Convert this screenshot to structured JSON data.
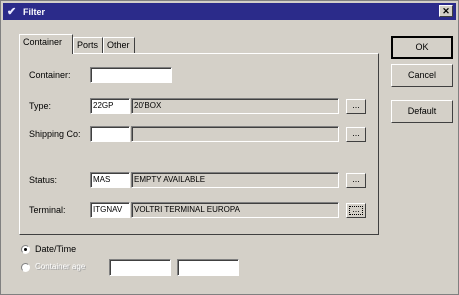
{
  "window": {
    "title": "Filter",
    "close_glyph": "✕"
  },
  "tabs": [
    {
      "label": "Container",
      "active": true
    },
    {
      "label": "Ports",
      "active": false
    },
    {
      "label": "Other",
      "active": false
    }
  ],
  "form": {
    "container": {
      "label": "Container:",
      "value": ""
    },
    "type": {
      "label": "Type:",
      "code": "22GP",
      "description": "20'BOX"
    },
    "shipping_co": {
      "label": "Shipping Co:",
      "code": "",
      "description": ""
    },
    "status": {
      "label": "Status:",
      "code": "MAS",
      "description": "EMPTY AVAILABLE"
    },
    "terminal": {
      "label": "Terminal:",
      "code": "ITGNAV",
      "description": "VOLTRI TERMINAL EUROPA"
    },
    "ellipsis_label": "..."
  },
  "buttons": {
    "ok": "OK",
    "cancel": "Cancel",
    "default": "Default"
  },
  "date_options": {
    "date_time_label": "Date/Time",
    "other_label": "Container age",
    "from_value": "",
    "to_value": ""
  },
  "colors": {
    "titlebar": "#2b2b8a",
    "face": "#d4d0c8"
  }
}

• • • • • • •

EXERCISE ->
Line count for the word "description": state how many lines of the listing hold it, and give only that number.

ANSWER SPACE ->
4